[Items from a dataset]
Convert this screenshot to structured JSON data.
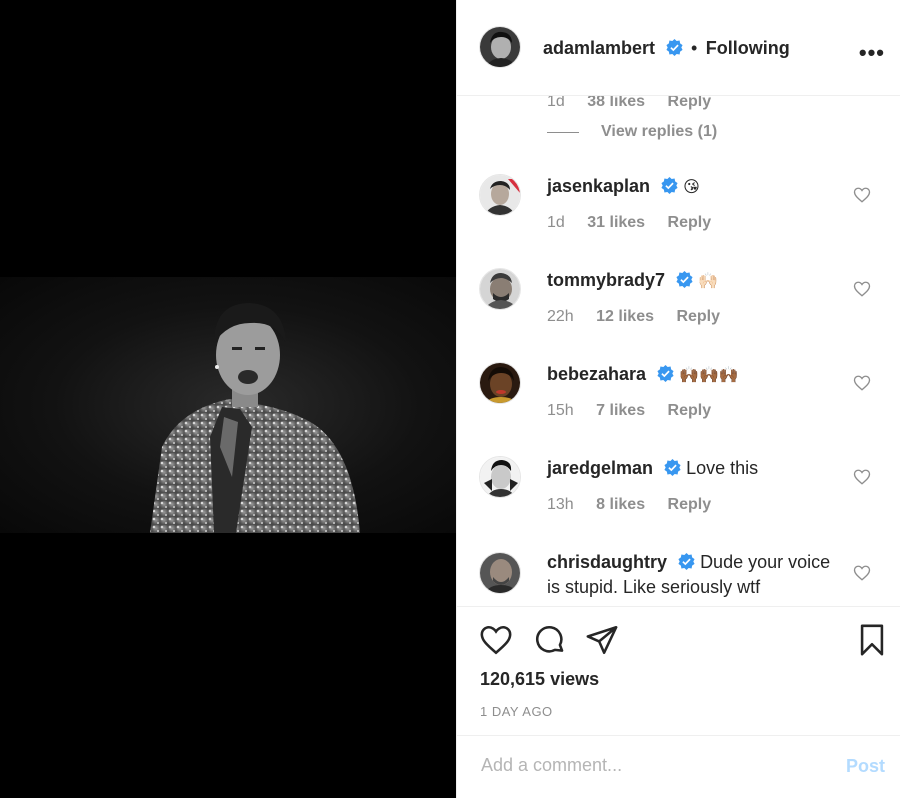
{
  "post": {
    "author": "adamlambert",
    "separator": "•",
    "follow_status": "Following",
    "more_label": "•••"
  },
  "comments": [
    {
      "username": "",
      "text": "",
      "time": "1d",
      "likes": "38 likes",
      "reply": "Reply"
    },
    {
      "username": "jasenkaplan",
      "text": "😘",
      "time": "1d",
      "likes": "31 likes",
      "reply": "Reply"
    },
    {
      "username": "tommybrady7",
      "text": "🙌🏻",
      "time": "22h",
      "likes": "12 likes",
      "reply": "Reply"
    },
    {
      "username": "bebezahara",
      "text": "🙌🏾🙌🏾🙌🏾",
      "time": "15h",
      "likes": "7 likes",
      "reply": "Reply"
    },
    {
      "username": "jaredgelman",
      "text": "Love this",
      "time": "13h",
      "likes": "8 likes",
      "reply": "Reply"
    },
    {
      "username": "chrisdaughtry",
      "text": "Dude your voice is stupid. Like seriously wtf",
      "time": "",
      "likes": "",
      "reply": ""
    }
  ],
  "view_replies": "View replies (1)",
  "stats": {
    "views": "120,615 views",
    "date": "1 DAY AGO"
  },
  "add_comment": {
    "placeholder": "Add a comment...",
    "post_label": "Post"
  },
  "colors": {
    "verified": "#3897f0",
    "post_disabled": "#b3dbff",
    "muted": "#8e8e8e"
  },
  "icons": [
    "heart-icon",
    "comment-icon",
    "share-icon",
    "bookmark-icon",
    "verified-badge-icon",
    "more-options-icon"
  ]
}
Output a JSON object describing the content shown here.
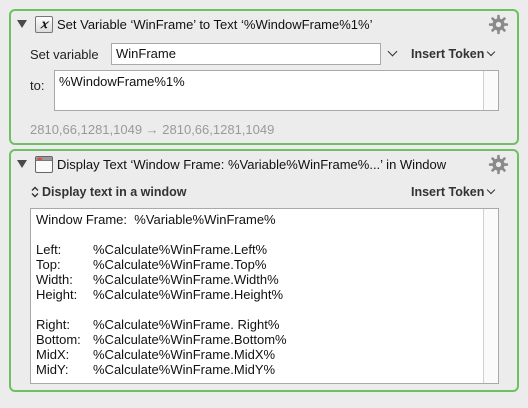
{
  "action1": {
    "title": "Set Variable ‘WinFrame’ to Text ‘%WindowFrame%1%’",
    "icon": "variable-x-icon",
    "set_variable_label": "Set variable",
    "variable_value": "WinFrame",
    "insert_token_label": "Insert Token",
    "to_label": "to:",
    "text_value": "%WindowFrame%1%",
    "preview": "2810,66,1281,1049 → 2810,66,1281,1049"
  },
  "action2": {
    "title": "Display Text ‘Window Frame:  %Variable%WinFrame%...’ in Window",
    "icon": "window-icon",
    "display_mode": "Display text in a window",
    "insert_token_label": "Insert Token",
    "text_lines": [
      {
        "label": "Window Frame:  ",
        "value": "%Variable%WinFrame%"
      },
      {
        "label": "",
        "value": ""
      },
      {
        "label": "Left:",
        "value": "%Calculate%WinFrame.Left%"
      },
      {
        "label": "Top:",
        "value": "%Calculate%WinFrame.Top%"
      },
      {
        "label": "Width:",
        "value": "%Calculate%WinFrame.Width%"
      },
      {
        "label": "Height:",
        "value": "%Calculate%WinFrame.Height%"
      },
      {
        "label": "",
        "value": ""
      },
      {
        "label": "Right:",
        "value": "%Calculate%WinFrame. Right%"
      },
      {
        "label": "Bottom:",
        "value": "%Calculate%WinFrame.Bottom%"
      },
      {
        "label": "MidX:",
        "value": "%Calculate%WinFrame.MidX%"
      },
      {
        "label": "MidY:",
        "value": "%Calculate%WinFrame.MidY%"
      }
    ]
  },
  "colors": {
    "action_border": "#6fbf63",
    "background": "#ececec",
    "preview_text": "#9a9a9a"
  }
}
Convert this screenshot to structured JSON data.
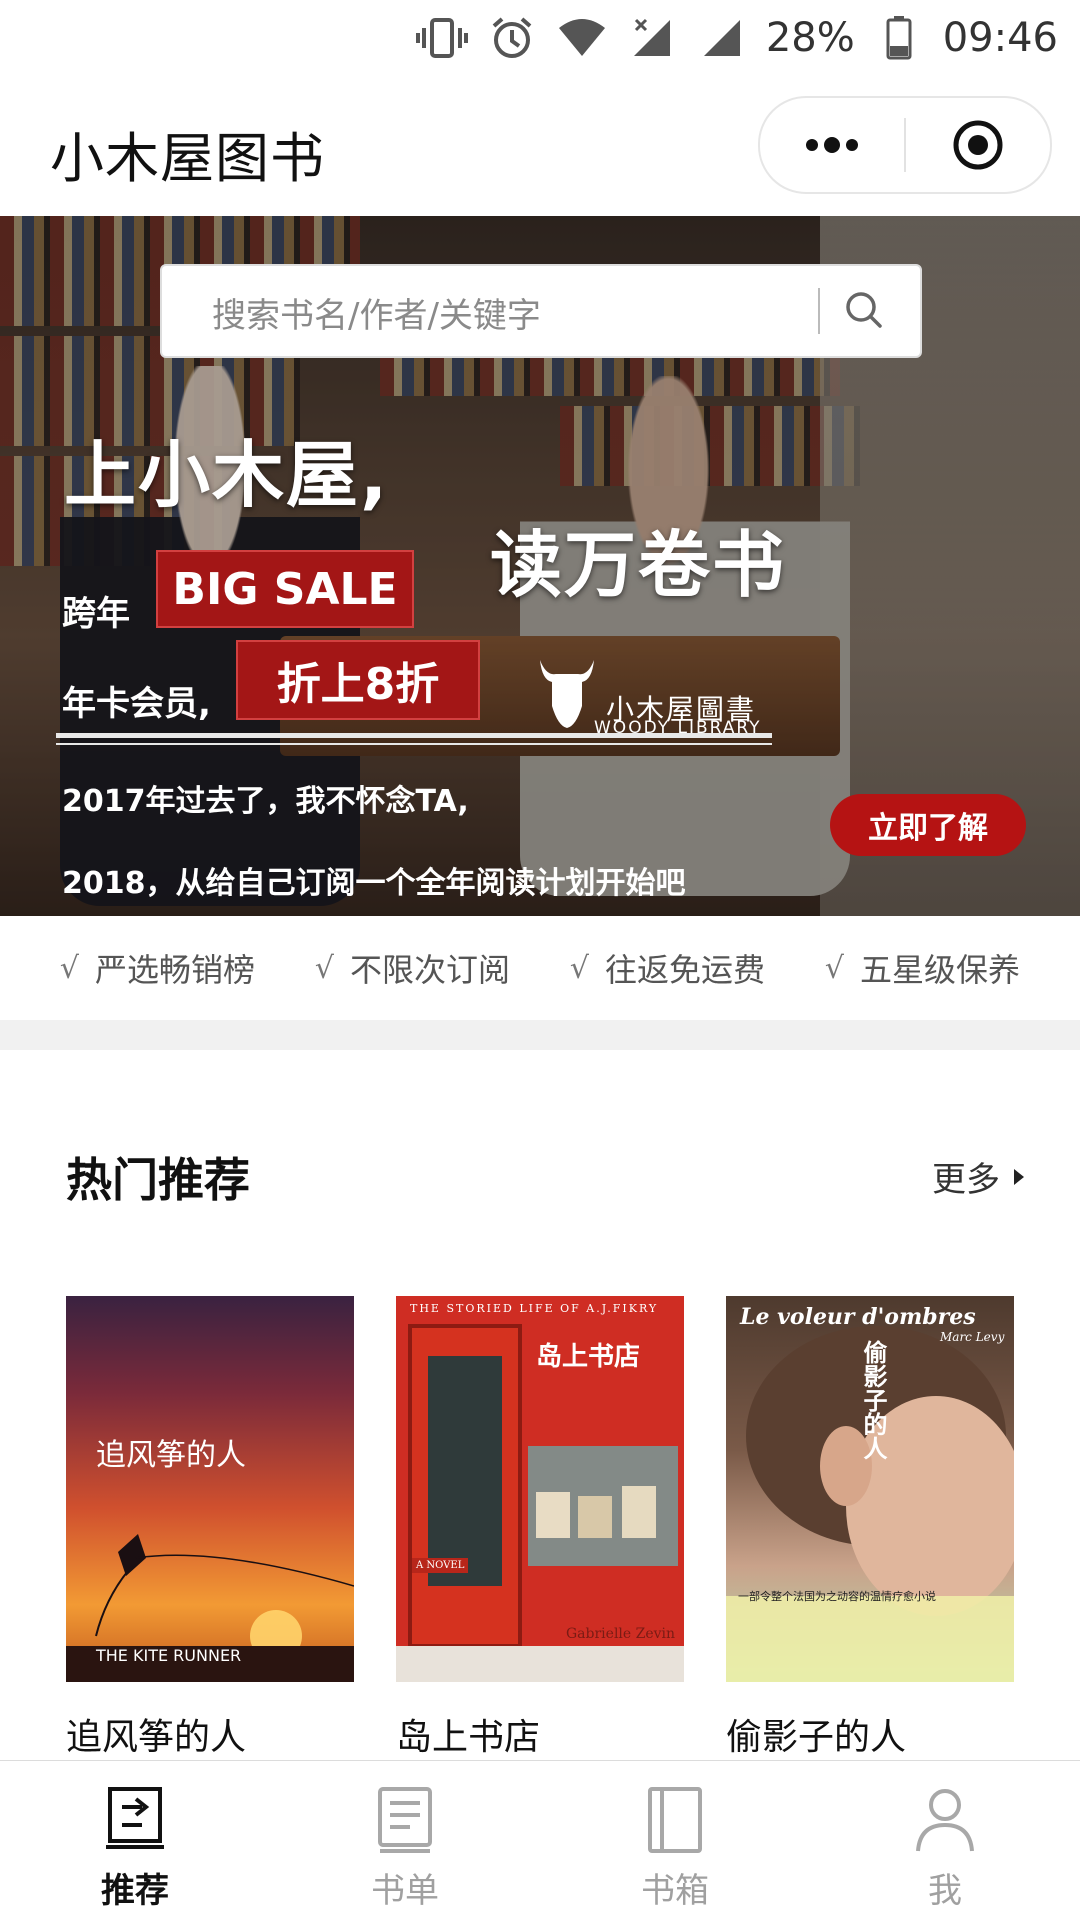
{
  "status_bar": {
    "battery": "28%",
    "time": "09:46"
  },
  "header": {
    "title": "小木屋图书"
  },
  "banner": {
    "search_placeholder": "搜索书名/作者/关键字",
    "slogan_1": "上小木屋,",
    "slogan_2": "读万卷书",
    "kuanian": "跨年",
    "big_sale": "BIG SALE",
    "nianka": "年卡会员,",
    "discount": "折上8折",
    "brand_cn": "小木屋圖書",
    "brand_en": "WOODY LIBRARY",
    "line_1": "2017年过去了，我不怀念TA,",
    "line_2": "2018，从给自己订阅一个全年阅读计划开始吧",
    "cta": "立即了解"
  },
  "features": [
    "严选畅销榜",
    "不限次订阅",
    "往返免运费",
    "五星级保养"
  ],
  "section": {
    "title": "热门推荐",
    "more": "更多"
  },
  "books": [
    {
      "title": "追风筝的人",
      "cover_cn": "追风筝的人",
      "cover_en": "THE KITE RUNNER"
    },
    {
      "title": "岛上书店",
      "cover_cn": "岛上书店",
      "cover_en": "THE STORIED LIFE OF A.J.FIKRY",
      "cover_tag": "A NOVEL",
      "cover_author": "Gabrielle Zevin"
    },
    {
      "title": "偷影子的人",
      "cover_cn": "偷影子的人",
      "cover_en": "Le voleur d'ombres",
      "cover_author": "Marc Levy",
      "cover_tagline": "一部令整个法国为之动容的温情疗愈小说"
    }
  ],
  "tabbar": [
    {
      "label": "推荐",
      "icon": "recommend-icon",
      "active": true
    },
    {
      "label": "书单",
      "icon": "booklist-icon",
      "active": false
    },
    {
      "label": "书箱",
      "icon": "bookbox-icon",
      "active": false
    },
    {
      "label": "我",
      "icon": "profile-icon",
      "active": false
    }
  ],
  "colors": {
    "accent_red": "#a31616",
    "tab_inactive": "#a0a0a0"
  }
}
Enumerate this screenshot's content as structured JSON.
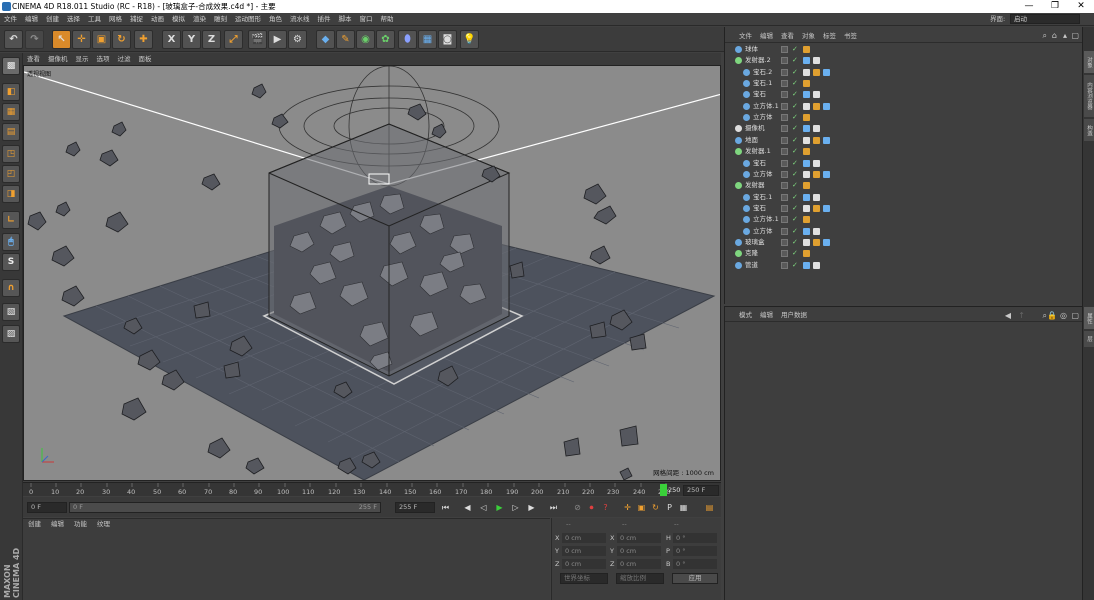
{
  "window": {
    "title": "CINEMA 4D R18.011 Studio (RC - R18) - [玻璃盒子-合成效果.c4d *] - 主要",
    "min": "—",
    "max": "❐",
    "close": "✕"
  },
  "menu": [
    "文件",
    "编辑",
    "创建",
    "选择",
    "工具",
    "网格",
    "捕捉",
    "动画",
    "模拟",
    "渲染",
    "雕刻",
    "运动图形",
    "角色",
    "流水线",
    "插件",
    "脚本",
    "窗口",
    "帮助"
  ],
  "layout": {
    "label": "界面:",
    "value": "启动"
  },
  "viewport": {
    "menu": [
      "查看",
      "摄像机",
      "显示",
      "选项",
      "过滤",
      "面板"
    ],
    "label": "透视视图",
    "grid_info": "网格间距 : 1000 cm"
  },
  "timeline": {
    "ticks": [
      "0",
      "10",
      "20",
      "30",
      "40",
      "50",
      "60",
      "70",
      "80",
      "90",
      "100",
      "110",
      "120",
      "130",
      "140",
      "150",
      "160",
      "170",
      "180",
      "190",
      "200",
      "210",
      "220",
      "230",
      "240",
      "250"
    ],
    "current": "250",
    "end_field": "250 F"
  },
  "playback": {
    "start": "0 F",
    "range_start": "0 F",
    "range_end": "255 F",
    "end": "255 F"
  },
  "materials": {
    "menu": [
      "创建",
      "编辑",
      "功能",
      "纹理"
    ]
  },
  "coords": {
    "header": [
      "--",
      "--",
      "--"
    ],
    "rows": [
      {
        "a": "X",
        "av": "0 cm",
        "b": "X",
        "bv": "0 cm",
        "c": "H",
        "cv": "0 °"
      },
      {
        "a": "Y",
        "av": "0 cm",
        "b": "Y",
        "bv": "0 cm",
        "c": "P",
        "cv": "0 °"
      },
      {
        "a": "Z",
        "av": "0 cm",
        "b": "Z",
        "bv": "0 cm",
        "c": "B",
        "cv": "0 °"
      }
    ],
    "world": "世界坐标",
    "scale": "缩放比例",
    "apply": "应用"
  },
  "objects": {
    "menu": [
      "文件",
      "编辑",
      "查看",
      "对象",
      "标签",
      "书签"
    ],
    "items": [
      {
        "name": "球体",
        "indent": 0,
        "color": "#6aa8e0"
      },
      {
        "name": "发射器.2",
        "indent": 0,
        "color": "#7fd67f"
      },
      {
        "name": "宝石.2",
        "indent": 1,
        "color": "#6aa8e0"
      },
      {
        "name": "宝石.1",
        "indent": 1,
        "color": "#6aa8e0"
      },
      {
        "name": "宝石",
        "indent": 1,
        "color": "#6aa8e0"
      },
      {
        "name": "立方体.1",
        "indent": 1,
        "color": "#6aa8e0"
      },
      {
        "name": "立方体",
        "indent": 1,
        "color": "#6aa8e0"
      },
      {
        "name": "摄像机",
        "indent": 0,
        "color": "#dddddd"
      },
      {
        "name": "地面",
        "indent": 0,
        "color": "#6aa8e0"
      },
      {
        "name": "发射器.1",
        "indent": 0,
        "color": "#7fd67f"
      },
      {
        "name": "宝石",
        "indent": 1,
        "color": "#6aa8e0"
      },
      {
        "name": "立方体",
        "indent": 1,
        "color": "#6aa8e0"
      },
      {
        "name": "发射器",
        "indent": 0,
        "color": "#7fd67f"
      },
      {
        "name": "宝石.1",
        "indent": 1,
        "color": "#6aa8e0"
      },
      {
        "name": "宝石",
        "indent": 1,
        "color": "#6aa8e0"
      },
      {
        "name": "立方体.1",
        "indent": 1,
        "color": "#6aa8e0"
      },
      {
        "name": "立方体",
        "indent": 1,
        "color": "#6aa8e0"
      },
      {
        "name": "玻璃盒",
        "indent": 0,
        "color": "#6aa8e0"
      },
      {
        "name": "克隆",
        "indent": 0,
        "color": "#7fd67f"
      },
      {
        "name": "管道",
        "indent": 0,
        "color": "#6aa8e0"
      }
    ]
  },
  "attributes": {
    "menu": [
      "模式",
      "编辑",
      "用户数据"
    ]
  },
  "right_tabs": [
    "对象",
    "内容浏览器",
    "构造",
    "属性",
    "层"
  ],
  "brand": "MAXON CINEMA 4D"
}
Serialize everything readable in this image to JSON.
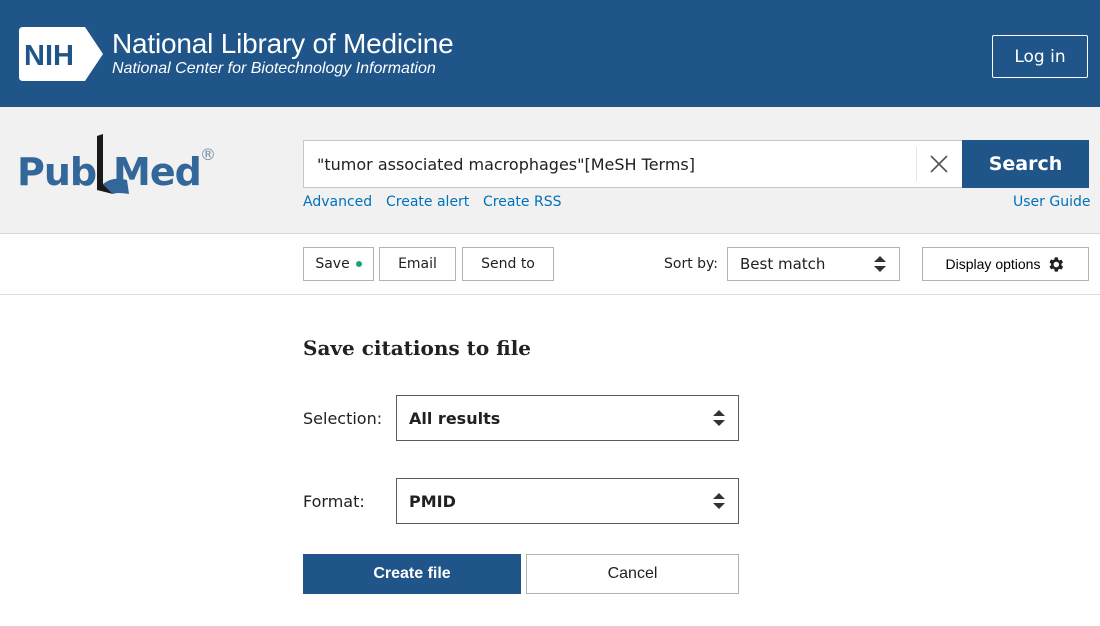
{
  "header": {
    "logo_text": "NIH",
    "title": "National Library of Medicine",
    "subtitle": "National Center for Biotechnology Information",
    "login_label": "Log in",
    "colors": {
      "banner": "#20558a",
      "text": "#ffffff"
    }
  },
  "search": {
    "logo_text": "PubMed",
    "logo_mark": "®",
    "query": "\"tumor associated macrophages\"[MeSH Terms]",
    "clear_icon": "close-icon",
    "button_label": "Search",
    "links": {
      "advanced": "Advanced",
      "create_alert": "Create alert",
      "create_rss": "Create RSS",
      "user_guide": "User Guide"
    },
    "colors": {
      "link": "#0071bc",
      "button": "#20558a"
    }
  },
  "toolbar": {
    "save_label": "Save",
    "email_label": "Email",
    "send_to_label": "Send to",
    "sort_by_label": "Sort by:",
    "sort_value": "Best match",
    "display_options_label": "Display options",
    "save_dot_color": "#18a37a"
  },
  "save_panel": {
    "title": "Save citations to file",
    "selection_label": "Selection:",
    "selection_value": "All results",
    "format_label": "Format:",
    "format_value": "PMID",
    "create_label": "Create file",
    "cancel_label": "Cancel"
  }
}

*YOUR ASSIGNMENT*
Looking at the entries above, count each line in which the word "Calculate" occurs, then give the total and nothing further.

*EXERCISE ANSWER*
8